A police report outlined the encounter in which Bannon’s ex detailed that during an argument about finances, Bannon grabbed the mother of his then-infant twins by the wrist where she stood, presumably attempting to pull her through the window of the driver’s seat where he sat, adding that he grabbed at her neck until she hit him in the face to get free.


In 1997 when the two split, court filings revealed his ex’s recounting of the day.

“I took the phone to call the police and he grabbed the phone away from me throwing it across the room, and breaking it as he screamed that I was a ‘crazy f—–g c—t,” she detailed.

The case was dismissed after prosecutors say they could not find Bannon’s wife due to what she says was Bannon’s attorneys instructing her to leave town to avoid testifying against him or face the likelihood of them finding a way to make her seem culpable.

Nearly a decade after the couple split, Bannon’s ex-wife also revealed in court documents that he refused to allow his children to allow their Los Angeles-area school because the high population of Jewish students. “He didn’t want the girls going to school with Jews,” she said.

Alexandra Preate, Bannon’s personal spokesperson denounced the claims of anti-Semitism, saying that Stephen Bannon “proudly sent” his daughters to Archer for their middle and high school educations.

“It just undermines any effort they are pursuing to try and soften [Donald Trump] up when he surrounds himself with people like that,” said Katie Packer, a Republican strategist who  opposes Trump.

According to Packer, who served as deputy campaign manager for Republican nominee Mitt Romney in 2012, Stephen Bannon would have never made it past their hiring process with the system that the Romney campaign had in place.

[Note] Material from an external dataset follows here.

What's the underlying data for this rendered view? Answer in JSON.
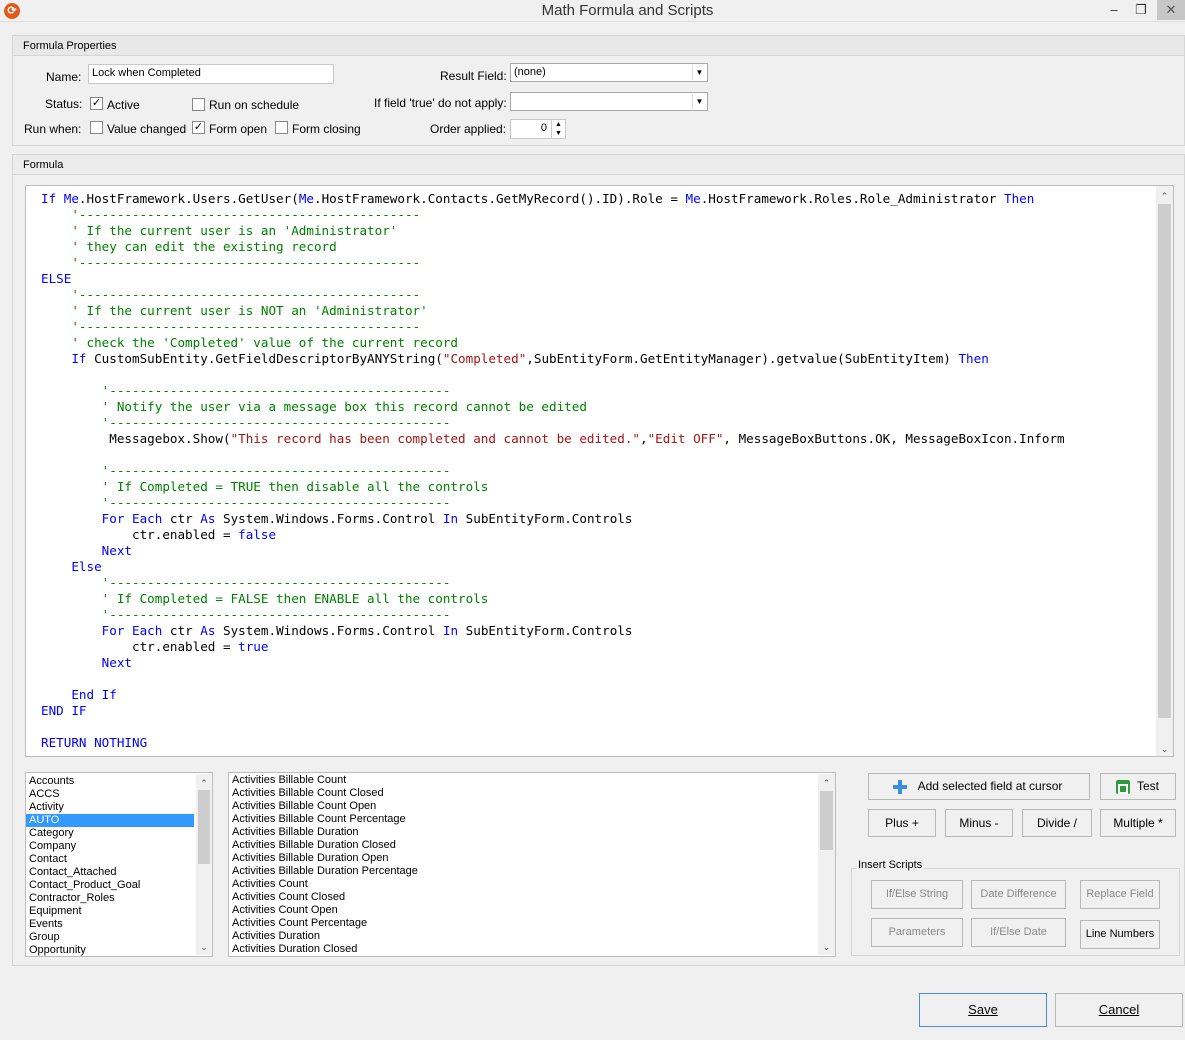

With voting scheduled to take place in nearly 11 weeks, Donald Trump’s team faces yet another distraction along the campaign trail, veering off the road in which the GOP would prefer to see Trump–the one where the spotlight is focused on his plans for office rather than his latest misstep.